## [Your goal]
The reply should repeat all of the data word for word, with no pictures.

## [Supplied data]

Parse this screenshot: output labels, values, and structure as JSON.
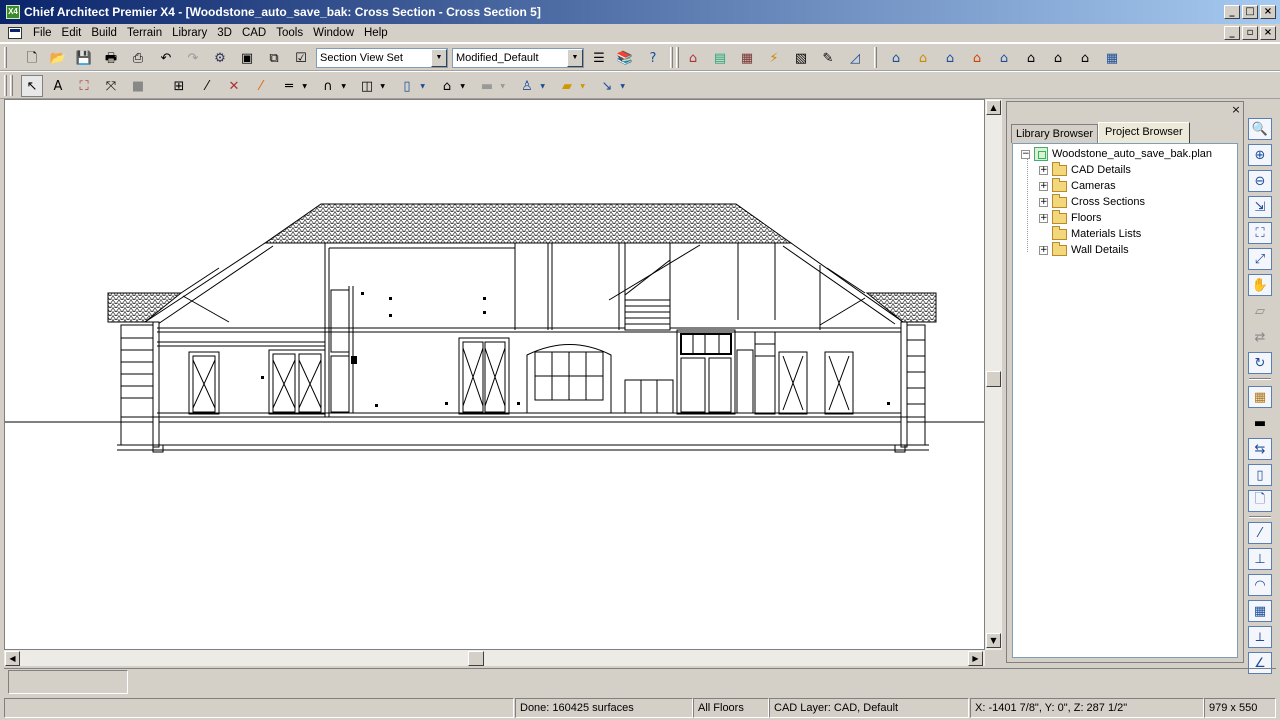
{
  "window": {
    "title": "Chief Architect Premier X4 - [Woodstone_auto_save_bak: Cross Section - Cross Section 5]",
    "app_icon_text": "X4"
  },
  "menu": [
    "File",
    "Edit",
    "Build",
    "Terrain",
    "Library",
    "3D",
    "CAD",
    "Tools",
    "Window",
    "Help"
  ],
  "toolbar1": {
    "view_set": "Section View Set",
    "layer_set": "Modified_Default"
  },
  "panel": {
    "tabs": [
      "Library Browser",
      "Project Browser"
    ],
    "active_tab": "Project Browser",
    "root": "Woodstone_auto_save_bak.plan",
    "items": [
      {
        "label": "CAD Details",
        "expandable": true
      },
      {
        "label": "Cameras",
        "expandable": true
      },
      {
        "label": "Cross Sections",
        "expandable": true
      },
      {
        "label": "Floors",
        "expandable": true
      },
      {
        "label": "Materials Lists",
        "expandable": false
      },
      {
        "label": "Wall Details",
        "expandable": true
      }
    ]
  },
  "status": {
    "message": "Done:  160425 surfaces",
    "floors": "All Floors",
    "cad_layer": "CAD Layer: CAD,  Default",
    "coords": "X: -1401 7/8\", Y: 0\", Z: 287 1/2\"",
    "size": "979 x 550"
  },
  "colors": {
    "titlebar_start": "#0a246a",
    "titlebar_end": "#a6caf0",
    "chrome": "#d4d0c8"
  }
}
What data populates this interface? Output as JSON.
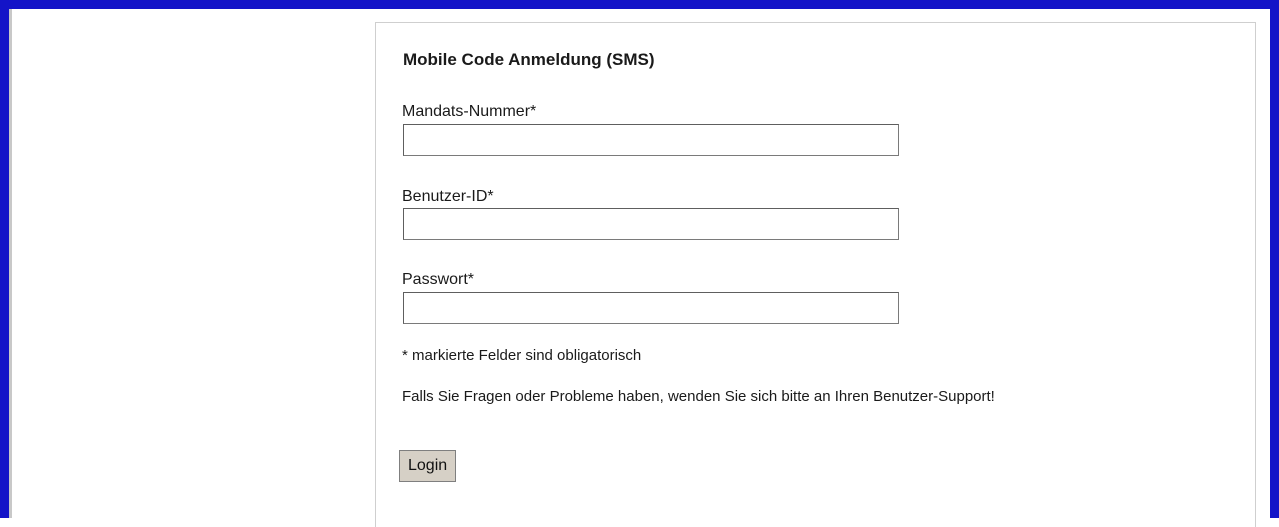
{
  "form": {
    "title": "Mobile Code Anmeldung (SMS)",
    "fields": [
      {
        "label": "Mandats-Nummer*",
        "value": ""
      },
      {
        "label": "Benutzer-ID*",
        "value": ""
      },
      {
        "label": "Passwort*",
        "value": ""
      }
    ],
    "required_note": "* markierte Felder sind obligatorisch",
    "support_note": "Falls Sie Fragen oder Probleme haben, wenden Sie sich bitte an Ihren Benutzer-Support!",
    "login_label": "Login"
  },
  "colors": {
    "frame_border": "#1414c8",
    "button_bg": "#d6d0c6"
  }
}
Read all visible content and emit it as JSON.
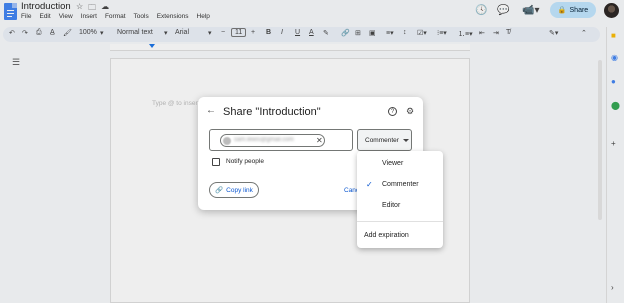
{
  "document": {
    "title": "Introduction",
    "placeholder": "Type @ to insert"
  },
  "menubar": [
    "File",
    "Edit",
    "View",
    "Insert",
    "Format",
    "Tools",
    "Extensions",
    "Help"
  ],
  "toolbar": {
    "zoom": "100%",
    "style": "Normal text",
    "font": "Arial",
    "font_size": "11"
  },
  "header": {
    "share_label": "Share"
  },
  "share_dialog": {
    "title": "Share \"Introduction\"",
    "help_glyph": "?",
    "role": "Commenter",
    "notify_label": "Notify people",
    "copy_link_label": "Copy link",
    "cancel_label": "Cancel",
    "chip_email": "sam.lewis@gmail.com"
  },
  "role_menu": {
    "items": [
      "Viewer",
      "Commenter",
      "Editor"
    ],
    "selected": "Commenter",
    "expiration_label": "Add expiration"
  },
  "colors": {
    "accent": "#0b57d0",
    "share_button": "#c2e7ff",
    "docs_blue": "#4285f4"
  }
}
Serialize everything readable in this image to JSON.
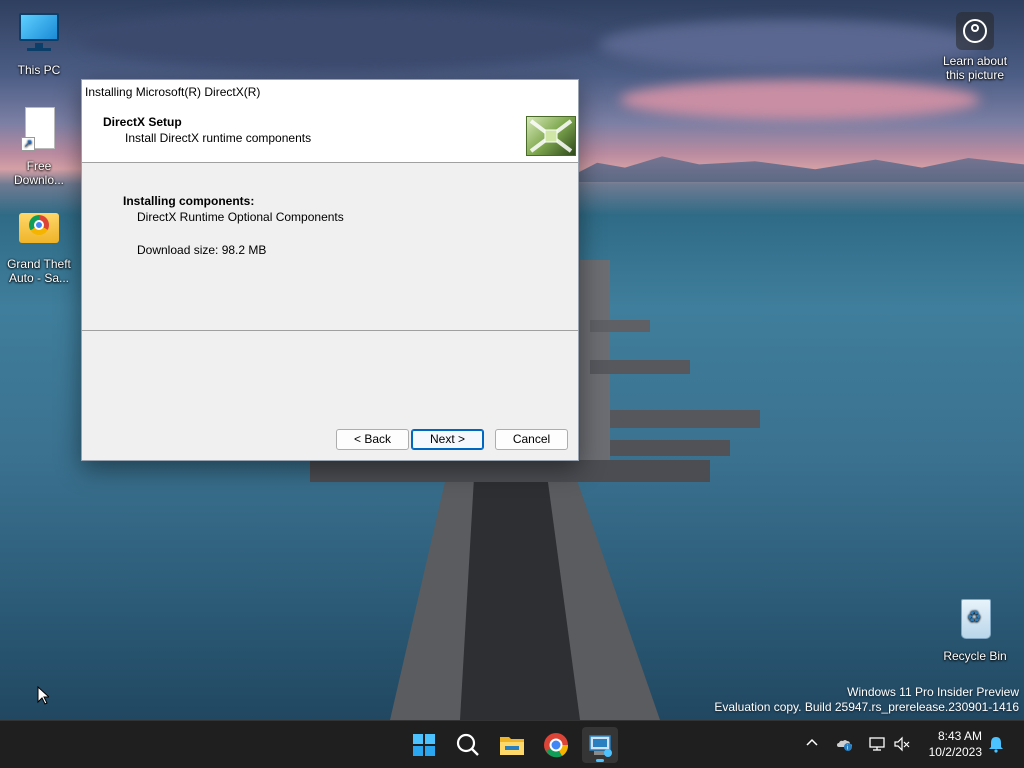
{
  "desktop": {
    "icons": [
      {
        "label": "This PC"
      },
      {
        "label": "Free Downlo..."
      },
      {
        "label": "Grand Theft Auto - Sa..."
      },
      {
        "label": "Recycle Bin"
      }
    ],
    "learn_about": {
      "label": "Learn about this picture"
    }
  },
  "dialog": {
    "title": "Installing Microsoft(R) DirectX(R)",
    "header_title": "DirectX Setup",
    "header_subtitle": "Install DirectX runtime components",
    "body_heading": "Installing components:",
    "component": "DirectX Runtime Optional Components",
    "download_size": "Download size: 98.2 MB",
    "buttons": {
      "back": "< Back",
      "next": "Next >",
      "cancel": "Cancel"
    }
  },
  "watermark": {
    "line1": "Windows 11 Pro Insider Preview",
    "line2": "Evaluation copy. Build 25947.rs_prerelease.230901-1416"
  },
  "taskbar": {
    "apps": [
      "start-icon",
      "search-icon",
      "file-explorer-icon",
      "chrome-icon",
      "directx-setup-icon"
    ],
    "tray": {
      "time": "8:43 AM",
      "date": "10/2/2023"
    }
  },
  "colors": {
    "accent": "#0067c0",
    "taskbar": "#1f1f1f",
    "dialog_bg": "#f0f0f0"
  }
}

## [Solution below]
Parse this screenshot: output labels, values, and structure as JSON.
{
  "window": {
    "title": "Chief Architect Premier X4 - [Woodstone_auto_save_bak: Cross Section - Cross Section 5]",
    "app_icon_text": "X4"
  },
  "menu": [
    "File",
    "Edit",
    "Build",
    "Terrain",
    "Library",
    "3D",
    "CAD",
    "Tools",
    "Window",
    "Help"
  ],
  "toolbar1": {
    "view_set": "Section View Set",
    "layer_set": "Modified_Default"
  },
  "panel": {
    "tabs": [
      "Library Browser",
      "Project Browser"
    ],
    "active_tab": "Project Browser",
    "root": "Woodstone_auto_save_bak.plan",
    "items": [
      {
        "label": "CAD Details",
        "expandable": true
      },
      {
        "label": "Cameras",
        "expandable": true
      },
      {
        "label": "Cross Sections",
        "expandable": true
      },
      {
        "label": "Floors",
        "expandable": true
      },
      {
        "label": "Materials Lists",
        "expandable": false
      },
      {
        "label": "Wall Details",
        "expandable": true
      }
    ]
  },
  "status": {
    "message": "Done:  160425 surfaces",
    "floors": "All Floors",
    "cad_layer": "CAD Layer: CAD,  Default",
    "coords": "X: -1401 7/8\", Y: 0\", Z: 287 1/2\"",
    "size": "979 x 550"
  },
  "colors": {
    "titlebar_start": "#0a246a",
    "titlebar_end": "#a6caf0",
    "chrome": "#d4d0c8"
  }
}
What data populates this interface? Output as JSON.
{
  "form": {
    "title": "Mobile Code Anmeldung (SMS)",
    "fields": [
      {
        "label": "Mandats-Nummer*",
        "value": ""
      },
      {
        "label": "Benutzer-ID*",
        "value": ""
      },
      {
        "label": "Passwort*",
        "value": ""
      }
    ],
    "required_note": "* markierte Felder sind obligatorisch",
    "support_note": "Falls Sie Fragen oder Probleme haben, wenden Sie sich bitte an Ihren Benutzer-Support!",
    "login_label": "Login"
  },
  "colors": {
    "frame_border": "#1414c8",
    "button_bg": "#d6d0c6"
  }
}
Read all visible content and emit it as JSON.
{
  "document": {
    "title": "Introduction",
    "placeholder": "Type @ to insert"
  },
  "menubar": [
    "File",
    "Edit",
    "View",
    "Insert",
    "Format",
    "Tools",
    "Extensions",
    "Help"
  ],
  "toolbar": {
    "zoom": "100%",
    "style": "Normal text",
    "font": "Arial",
    "font_size": "11"
  },
  "header": {
    "share_label": "Share"
  },
  "share_dialog": {
    "title": "Share \"Introduction\"",
    "help_glyph": "?",
    "role": "Commenter",
    "notify_label": "Notify people",
    "copy_link_label": "Copy link",
    "cancel_label": "Cancel",
    "chip_email": "sam.lewis@gmail.com"
  },
  "role_menu": {
    "items": [
      "Viewer",
      "Commenter",
      "Editor"
    ],
    "selected": "Commenter",
    "expiration_label": "Add expiration"
  },
  "colors": {
    "accent": "#0b57d0",
    "share_button": "#c2e7ff",
    "docs_blue": "#4285f4"
  }
}
Serialize everything readable in this image to JSON.
{
  "desktop": {
    "icons": [
      {
        "label": "This PC"
      },
      {
        "label": "Free Downlo..."
      },
      {
        "label": "Grand Theft Auto - Sa..."
      },
      {
        "label": "Recycle Bin"
      }
    ],
    "learn_about": {
      "label": "Learn about this picture"
    }
  },
  "dialog": {
    "title": "Installing Microsoft(R) DirectX(R)",
    "header_title": "DirectX Setup",
    "header_subtitle": "Install DirectX runtime components",
    "body_heading": "Installing components:",
    "component": "DirectX Runtime Optional Components",
    "download_size": "Download size: 98.2 MB",
    "buttons": {
      "back": "< Back",
      "next": "Next >",
      "cancel": "Cancel"
    }
  },
  "watermark": {
    "line1": "Windows 11 Pro Insider Preview",
    "line2": "Evaluation copy. Build 25947.rs_prerelease.230901-1416"
  },
  "taskbar": {
    "apps": [
      "start-icon",
      "search-icon",
      "file-explorer-icon",
      "chrome-icon",
      "directx-setup-icon"
    ],
    "tray": {
      "time": "8:43 AM",
      "date": "10/2/2023"
    }
  },
  "colors": {
    "accent": "#0067c0",
    "taskbar": "#1f1f1f",
    "dialog_bg": "#f0f0f0"
  }
}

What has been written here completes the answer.